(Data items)
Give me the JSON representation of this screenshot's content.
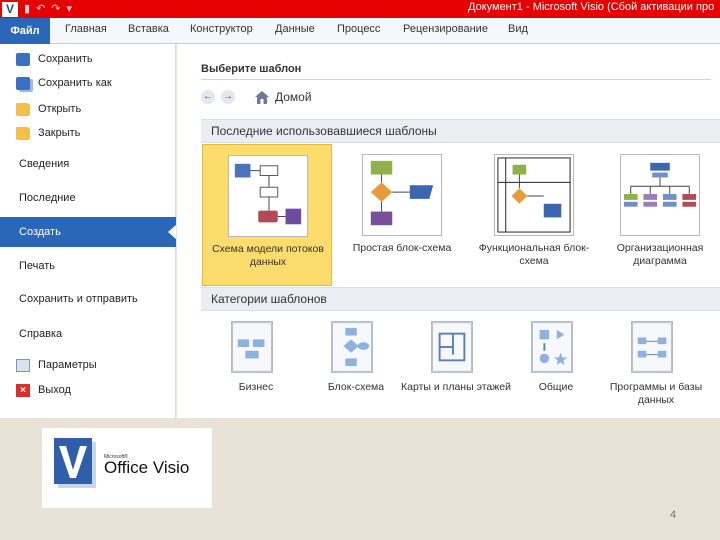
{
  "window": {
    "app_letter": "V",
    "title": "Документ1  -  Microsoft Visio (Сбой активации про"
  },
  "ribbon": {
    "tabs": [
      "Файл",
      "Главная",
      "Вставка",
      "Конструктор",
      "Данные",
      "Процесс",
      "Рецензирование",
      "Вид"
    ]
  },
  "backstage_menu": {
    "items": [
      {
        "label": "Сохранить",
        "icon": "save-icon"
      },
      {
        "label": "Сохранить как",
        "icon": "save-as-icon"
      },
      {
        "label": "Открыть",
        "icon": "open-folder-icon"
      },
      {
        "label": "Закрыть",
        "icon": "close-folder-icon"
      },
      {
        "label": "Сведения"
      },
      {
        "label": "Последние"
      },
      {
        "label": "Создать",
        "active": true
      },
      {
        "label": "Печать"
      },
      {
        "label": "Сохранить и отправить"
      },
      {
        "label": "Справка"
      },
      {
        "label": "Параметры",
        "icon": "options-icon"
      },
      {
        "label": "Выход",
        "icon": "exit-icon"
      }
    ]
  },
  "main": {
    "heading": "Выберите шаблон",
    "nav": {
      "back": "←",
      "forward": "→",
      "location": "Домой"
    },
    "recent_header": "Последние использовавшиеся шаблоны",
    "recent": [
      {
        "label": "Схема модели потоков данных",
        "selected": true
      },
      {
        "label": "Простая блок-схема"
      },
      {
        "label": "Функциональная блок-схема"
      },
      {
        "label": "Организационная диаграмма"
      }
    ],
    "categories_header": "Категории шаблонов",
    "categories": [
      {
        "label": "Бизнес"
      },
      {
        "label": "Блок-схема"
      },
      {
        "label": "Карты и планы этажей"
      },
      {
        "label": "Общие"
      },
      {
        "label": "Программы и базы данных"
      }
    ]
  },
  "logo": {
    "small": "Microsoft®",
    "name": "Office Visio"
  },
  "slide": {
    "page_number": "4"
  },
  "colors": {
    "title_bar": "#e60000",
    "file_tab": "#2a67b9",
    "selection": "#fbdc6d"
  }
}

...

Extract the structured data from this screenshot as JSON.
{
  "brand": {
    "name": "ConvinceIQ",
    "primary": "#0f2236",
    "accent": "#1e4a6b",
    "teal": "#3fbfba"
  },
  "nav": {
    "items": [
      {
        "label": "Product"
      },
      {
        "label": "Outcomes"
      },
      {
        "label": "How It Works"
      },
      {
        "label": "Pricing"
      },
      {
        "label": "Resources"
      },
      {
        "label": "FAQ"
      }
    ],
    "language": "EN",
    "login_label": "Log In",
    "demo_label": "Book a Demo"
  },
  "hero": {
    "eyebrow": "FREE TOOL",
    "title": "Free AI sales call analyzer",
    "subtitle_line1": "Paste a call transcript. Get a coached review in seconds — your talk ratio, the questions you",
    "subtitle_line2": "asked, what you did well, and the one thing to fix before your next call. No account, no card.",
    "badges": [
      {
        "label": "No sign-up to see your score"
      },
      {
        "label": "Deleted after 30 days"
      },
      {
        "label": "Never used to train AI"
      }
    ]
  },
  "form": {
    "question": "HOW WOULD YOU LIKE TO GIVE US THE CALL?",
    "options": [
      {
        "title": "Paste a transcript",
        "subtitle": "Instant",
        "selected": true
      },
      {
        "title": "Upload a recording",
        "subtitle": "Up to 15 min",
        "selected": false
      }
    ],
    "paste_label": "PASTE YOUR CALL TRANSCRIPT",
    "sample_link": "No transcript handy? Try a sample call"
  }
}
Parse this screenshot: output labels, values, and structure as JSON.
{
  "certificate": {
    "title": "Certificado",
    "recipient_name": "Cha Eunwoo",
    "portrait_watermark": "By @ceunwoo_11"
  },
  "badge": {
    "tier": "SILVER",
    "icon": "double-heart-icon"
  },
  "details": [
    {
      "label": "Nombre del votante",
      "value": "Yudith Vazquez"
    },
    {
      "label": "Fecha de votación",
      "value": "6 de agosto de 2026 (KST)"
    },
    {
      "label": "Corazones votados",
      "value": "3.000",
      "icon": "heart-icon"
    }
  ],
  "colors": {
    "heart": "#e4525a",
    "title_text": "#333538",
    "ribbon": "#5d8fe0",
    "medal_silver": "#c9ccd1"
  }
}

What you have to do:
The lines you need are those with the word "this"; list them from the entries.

Task output:
Give me the JSON representation of this screenshot's content.
Extract the structured data from this screenshot as JSON.
Parse this screenshot: output labels, values, and structure as JSON.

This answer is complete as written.